# EXERCISE INSTRUCTIONS
Look through the records below for the word "Jess". Report how many lines have it, and only that number.

Source records:
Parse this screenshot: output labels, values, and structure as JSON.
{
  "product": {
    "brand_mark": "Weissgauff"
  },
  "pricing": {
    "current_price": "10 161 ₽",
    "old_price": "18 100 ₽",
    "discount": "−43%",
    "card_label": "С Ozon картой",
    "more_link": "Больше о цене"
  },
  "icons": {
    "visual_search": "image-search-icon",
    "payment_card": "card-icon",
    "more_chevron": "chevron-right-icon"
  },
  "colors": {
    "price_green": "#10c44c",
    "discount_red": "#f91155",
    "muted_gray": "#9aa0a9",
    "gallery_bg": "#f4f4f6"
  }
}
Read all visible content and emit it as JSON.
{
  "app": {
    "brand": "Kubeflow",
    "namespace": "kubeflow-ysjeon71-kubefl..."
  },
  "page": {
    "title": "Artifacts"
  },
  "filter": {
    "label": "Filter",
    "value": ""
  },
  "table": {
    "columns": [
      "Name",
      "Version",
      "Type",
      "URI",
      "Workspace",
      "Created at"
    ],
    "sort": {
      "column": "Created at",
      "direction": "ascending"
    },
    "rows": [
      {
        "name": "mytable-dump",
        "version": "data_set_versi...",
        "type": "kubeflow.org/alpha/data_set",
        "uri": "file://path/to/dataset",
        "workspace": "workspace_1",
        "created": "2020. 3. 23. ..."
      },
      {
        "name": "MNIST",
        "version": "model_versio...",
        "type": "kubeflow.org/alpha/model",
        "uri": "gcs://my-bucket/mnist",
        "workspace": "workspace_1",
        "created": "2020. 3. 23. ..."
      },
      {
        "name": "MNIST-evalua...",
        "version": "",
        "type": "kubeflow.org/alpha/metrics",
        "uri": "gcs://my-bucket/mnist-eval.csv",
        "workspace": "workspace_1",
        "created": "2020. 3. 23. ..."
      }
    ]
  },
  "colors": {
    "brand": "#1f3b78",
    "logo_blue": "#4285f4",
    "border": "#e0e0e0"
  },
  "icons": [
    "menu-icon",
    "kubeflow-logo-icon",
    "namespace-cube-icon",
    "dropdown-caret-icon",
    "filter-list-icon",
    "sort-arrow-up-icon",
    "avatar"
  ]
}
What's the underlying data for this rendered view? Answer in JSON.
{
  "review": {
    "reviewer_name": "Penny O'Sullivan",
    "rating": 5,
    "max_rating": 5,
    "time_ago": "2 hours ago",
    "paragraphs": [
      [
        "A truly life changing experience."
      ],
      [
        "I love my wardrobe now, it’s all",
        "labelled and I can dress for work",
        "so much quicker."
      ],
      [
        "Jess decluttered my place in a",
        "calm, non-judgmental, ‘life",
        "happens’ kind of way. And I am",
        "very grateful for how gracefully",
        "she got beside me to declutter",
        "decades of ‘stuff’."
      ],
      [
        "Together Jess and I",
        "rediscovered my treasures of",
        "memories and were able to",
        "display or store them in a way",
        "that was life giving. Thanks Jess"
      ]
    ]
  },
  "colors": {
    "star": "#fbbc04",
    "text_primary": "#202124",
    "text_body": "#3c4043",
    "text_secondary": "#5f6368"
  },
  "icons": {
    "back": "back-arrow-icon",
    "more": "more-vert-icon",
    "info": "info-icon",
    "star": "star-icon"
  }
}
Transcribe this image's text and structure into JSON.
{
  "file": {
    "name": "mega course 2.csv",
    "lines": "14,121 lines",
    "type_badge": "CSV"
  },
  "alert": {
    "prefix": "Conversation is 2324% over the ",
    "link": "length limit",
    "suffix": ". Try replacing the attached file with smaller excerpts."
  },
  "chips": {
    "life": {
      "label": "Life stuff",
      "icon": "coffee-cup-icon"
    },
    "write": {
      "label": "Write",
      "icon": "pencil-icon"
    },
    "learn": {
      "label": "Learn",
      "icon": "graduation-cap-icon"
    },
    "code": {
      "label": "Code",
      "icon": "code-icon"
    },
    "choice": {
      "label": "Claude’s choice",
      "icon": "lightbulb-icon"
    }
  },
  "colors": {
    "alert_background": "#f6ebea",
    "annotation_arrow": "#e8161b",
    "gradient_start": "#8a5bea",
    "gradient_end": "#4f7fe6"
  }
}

# SOLUTION TO THIS TASK
3